Exercise data START

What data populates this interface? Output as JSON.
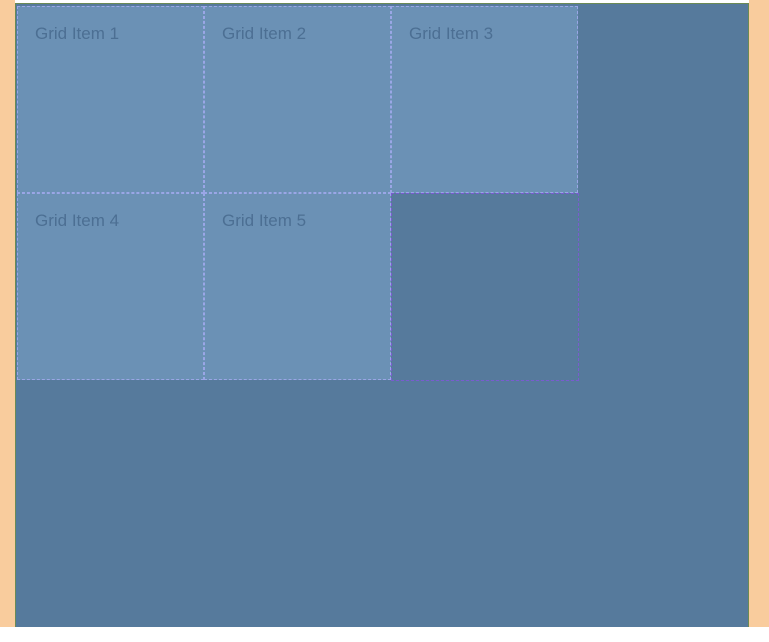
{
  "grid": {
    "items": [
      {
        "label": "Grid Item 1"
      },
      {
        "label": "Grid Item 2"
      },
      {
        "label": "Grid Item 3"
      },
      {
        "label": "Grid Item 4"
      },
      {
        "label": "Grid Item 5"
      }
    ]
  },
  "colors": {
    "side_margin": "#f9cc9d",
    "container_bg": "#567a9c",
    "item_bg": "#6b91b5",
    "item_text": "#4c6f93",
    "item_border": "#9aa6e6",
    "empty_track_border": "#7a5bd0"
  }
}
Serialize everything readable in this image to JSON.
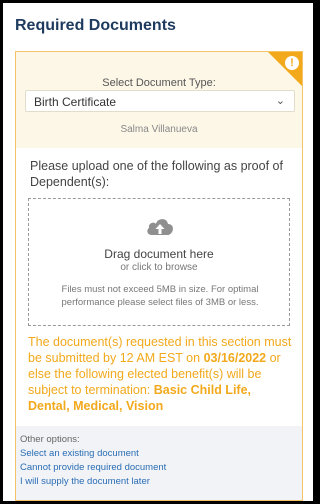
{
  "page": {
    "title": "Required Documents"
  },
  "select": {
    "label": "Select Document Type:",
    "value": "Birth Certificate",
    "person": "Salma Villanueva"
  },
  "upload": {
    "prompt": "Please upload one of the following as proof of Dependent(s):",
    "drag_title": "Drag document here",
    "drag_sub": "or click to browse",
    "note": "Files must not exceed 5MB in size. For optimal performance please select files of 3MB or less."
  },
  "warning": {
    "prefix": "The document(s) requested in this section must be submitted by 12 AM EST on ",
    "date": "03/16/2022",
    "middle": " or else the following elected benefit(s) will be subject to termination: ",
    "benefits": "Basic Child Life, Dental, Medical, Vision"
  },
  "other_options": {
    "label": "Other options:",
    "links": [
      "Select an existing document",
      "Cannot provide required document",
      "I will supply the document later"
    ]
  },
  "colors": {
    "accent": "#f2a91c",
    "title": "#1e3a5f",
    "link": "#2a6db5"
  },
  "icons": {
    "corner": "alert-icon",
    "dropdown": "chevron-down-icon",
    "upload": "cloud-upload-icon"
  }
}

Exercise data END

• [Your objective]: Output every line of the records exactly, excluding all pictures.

• [Answer box]:
What data populates this interface? Output as JSON.
{
  "grid": {
    "items": [
      {
        "label": "Grid Item 1"
      },
      {
        "label": "Grid Item 2"
      },
      {
        "label": "Grid Item 3"
      },
      {
        "label": "Grid Item 4"
      },
      {
        "label": "Grid Item 5"
      }
    ]
  },
  "colors": {
    "side_margin": "#f9cc9d",
    "container_bg": "#567a9c",
    "item_bg": "#6b91b5",
    "item_text": "#4c6f93",
    "item_border": "#9aa6e6",
    "empty_track_border": "#7a5bd0"
  }
}
Serialize everything readable in this image to JSON.
{
  "page": {
    "title": "Required Documents"
  },
  "select": {
    "label": "Select Document Type:",
    "value": "Birth Certificate",
    "person": "Salma Villanueva"
  },
  "upload": {
    "prompt": "Please upload one of the following as proof of Dependent(s):",
    "drag_title": "Drag document here",
    "drag_sub": "or click to browse",
    "note": "Files must not exceed 5MB in size. For optimal performance please select files of 3MB or less."
  },
  "warning": {
    "prefix": "The document(s) requested in this section must be submitted by 12 AM EST on ",
    "date": "03/16/2022",
    "middle": " or else the following elected benefit(s) will be subject to termination: ",
    "benefits": "Basic Child Life, Dental, Medical, Vision"
  },
  "other_options": {
    "label": "Other options:",
    "links": [
      "Select an existing document",
      "Cannot provide required document",
      "I will supply the document later"
    ]
  },
  "colors": {
    "accent": "#f2a91c",
    "title": "#1e3a5f",
    "link": "#2a6db5"
  },
  "icons": {
    "corner": "alert-icon",
    "dropdown": "chevron-down-icon",
    "upload": "cloud-upload-icon"
  }
}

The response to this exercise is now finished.